Change the world


When Hermione Kemp sat behind the doctoral degree recipients at the Nelson Mandela University (NMU) graduation in 2014, she wondered what it would be like to one day sit in the front row donning the red academic gown.


By Roslyn Baatjies

BIG MILESTONE: Hermione Kemp will be awarded her doctoral degree in education today.

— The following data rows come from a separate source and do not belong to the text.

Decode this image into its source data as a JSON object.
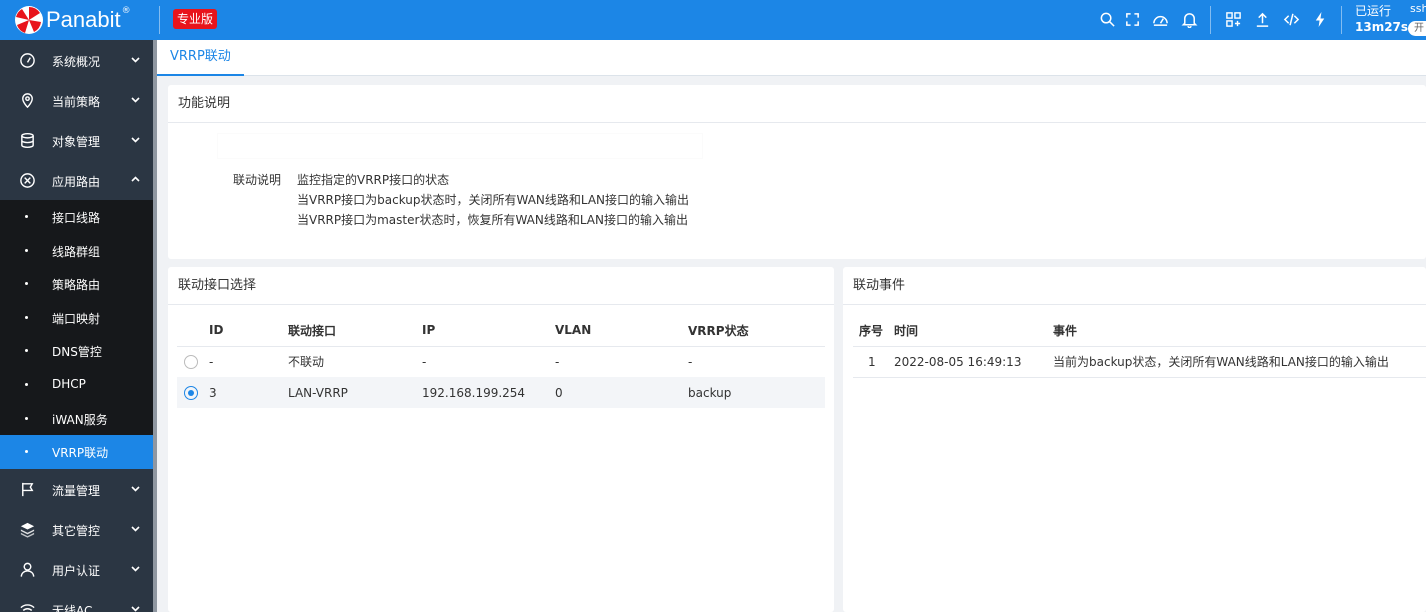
{
  "topbar": {
    "logo_text": "Panabit",
    "logo_reg": "®",
    "edition": "专业版",
    "uptime_label": "已运行",
    "uptime_value": "13m27s",
    "ssh_label": "ssh",
    "ssh_toggle": "开",
    "icons": [
      "search-icon",
      "fullscreen-icon",
      "dashboard-icon",
      "bell-icon",
      "apps-icon",
      "upload-icon",
      "code-icon",
      "lightning-icon"
    ]
  },
  "sidebar": {
    "groups_top": [
      {
        "label": "系统概况",
        "icon": "dashboard-icon"
      },
      {
        "label": "当前策略",
        "icon": "location-icon"
      },
      {
        "label": "对象管理",
        "icon": "database-icon"
      },
      {
        "label": "应用路由",
        "icon": "route-icon"
      }
    ],
    "sub_items": [
      {
        "label": "接口线路"
      },
      {
        "label": "线路群组"
      },
      {
        "label": "策略路由"
      },
      {
        "label": "端口映射"
      },
      {
        "label": "DNS管控"
      },
      {
        "label": "DHCP"
      },
      {
        "label": "iWAN服务"
      },
      {
        "label": "VRRP联动"
      }
    ],
    "groups_bottom": [
      {
        "label": "流量管理",
        "icon": "flag-icon"
      },
      {
        "label": "其它管控",
        "icon": "layers-icon"
      },
      {
        "label": "用户认证",
        "icon": "user-icon"
      },
      {
        "label": "无线AC",
        "icon": "wifi-icon"
      }
    ]
  },
  "tabs": [
    {
      "label": "VRRP联动"
    }
  ],
  "description": {
    "title": "功能说明",
    "label": "联动说明",
    "lines": [
      "监控指定的VRRP接口的状态",
      "当VRRP接口为backup状态时，关闭所有WAN线路和LAN接口的输入输出",
      "当VRRP接口为master状态时，恢复所有WAN线路和LAN接口的输入输出"
    ]
  },
  "interface_select": {
    "title": "联动接口选择",
    "columns": [
      "ID",
      "联动接口",
      "IP",
      "VLAN",
      "VRRP状态"
    ],
    "rows": [
      {
        "selected": false,
        "id": "-",
        "iface": "不联动",
        "ip": "-",
        "vlan": "-",
        "state": "-"
      },
      {
        "selected": true,
        "id": "3",
        "iface": "LAN-VRRP",
        "ip": "192.168.199.254",
        "vlan": "0",
        "state": "backup"
      }
    ]
  },
  "events": {
    "title": "联动事件",
    "columns": [
      "序号",
      "时间",
      "事件"
    ],
    "rows": [
      {
        "no": "1",
        "time": "2022-08-05 16:49:13",
        "event": "当前为backup状态，关闭所有WAN线路和LAN接口的输入输出"
      }
    ]
  },
  "colors": {
    "topbar": "#1c86e6",
    "sidebar": "#2b3643",
    "submenu": "#16181b",
    "active": "#1c86e6",
    "warning": "#ff5722"
  }
}
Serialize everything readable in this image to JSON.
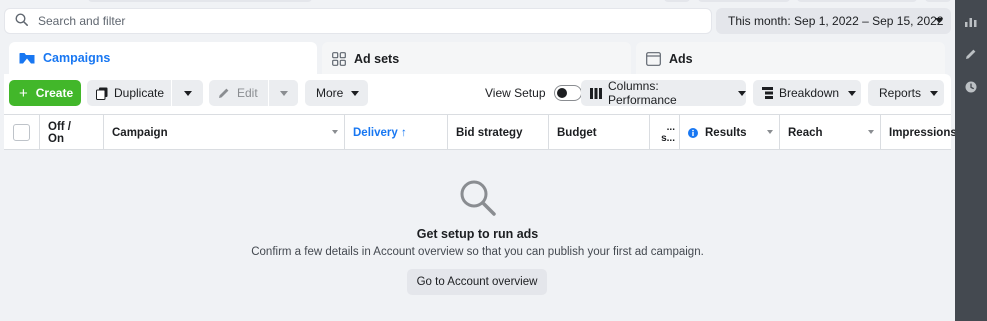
{
  "search": {
    "placeholder": "Search and filter"
  },
  "date_range": {
    "label": "This month: Sep 1, 2022 – Sep 15, 2022"
  },
  "tabs": [
    {
      "label": "Campaigns",
      "icon": "folder-icon",
      "active": true
    },
    {
      "label": "Ad sets",
      "icon": "grid-icon",
      "active": false
    },
    {
      "label": "Ads",
      "icon": "ad-icon",
      "active": false
    }
  ],
  "toolbar": {
    "create_label": "Create",
    "duplicate_label": "Duplicate",
    "edit_label": "Edit",
    "more_label": "More",
    "view_setup_label": "View Setup",
    "columns_label": "Columns: Performance",
    "breakdown_label": "Breakdown",
    "reports_label": "Reports"
  },
  "table": {
    "columns": [
      {
        "label": "Off / On"
      },
      {
        "label": "Campaign"
      },
      {
        "label": "Delivery ↑"
      },
      {
        "label": "Bid strategy"
      },
      {
        "label": "Budget"
      },
      {
        "label": "... s..."
      },
      {
        "label": "Results"
      },
      {
        "label": "Reach"
      },
      {
        "label": "Impressions"
      }
    ]
  },
  "empty_state": {
    "title": "Get setup to run ads",
    "description": "Confirm a few details in Account overview so that you can publish your first ad campaign.",
    "button_label": "Go to Account overview"
  },
  "colors": {
    "accent": "#1877f2",
    "create": "#42b72a",
    "background": "#f0f2f5",
    "sidebar": "#444950"
  }
}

Picture (Eugene Coetzee)

Now, nine years after being awarded her master’s degree in education, that proud moment has finally arrived.

Kemp, 35, will be awarded her doctoral degree in education at the university’s autumn graduation today.

“I am overwhelmed, but after all the hard work and a long journey, I believe I can allow myself to be excited,” she said.

“When my supervisor, Dr Tulsi Morar, called me in February with my results, I just cried.

“I could not believe I had made it.”

She said she was forever grateful to God and her mother, Julia, for her unwavering support.

She said it was sad that her father, Stephen, who died in 2020, had not got to see her grace the stage.

Kemp followed in her mother’s footsteps.

She is a Post-level 1 Intermediate Phase teacher at De Vos Malan Primary School in Schauderville.

Kemp attended Alexander Road High School and, after matriculating in 2006, studied towards a BPsych degree at NMU.

“I wanted to be a school counsellor.

“After obtaining my initial degree, I embarked on a postgraduate certificate in education.

“Thereafter I completed my honours degree one year, and my master’s over the next two years as a full-time student.

“My supervisor for my master’s degree was Prof Khatija Yassim, and she encouraged me and her other students to pursue doctoral studies.

“In 2015, I registered for my PhD.”

Kemp’s research addressed the use of language as a resource rather than seeing it as a challenge so that it can enhance the learner’s ability to engage with science concepts.

The research process was not without challenges.

When she started her doctoral studies as a full-time student, she was already in a permanent teaching post.

“I started approaching schools for my study in 2017, but it was not as easy as it sounded — the principals were on board, but getting the teachers involved and explaining that the research would not add to the volume of their work was challenging.

“I was often left feeling deflated and demotivated.

“With that said, I am grateful to the teachers who gave feedback that they had since applied the ‘vehicles for learning’ concept, and that it worked in their classrooms.”

She said after the death of her father she had wanted to give up, but her friend and fellow doctoral student Rochelle Thorne had motivated her to hang in there.

“Rochelle had a study nook set up in her house and we’d sometimes work on our theses for 12 hours straight.”

Kemp said teachers should see themselves as “change agents”.

“We should change our strategies and do things differently to include things the child likes to do in a relaxed setup.

“We also have to use strategies to help the easily distracted child through his or her schooling.”

Kemp said she was grateful to her colleagues at De Vos Malan for their support.

This article appeared in The Herald on 17 April.

Contact information
Ms Elma de Koker
Internal Communication Practitioner
Tel: 041-504 2160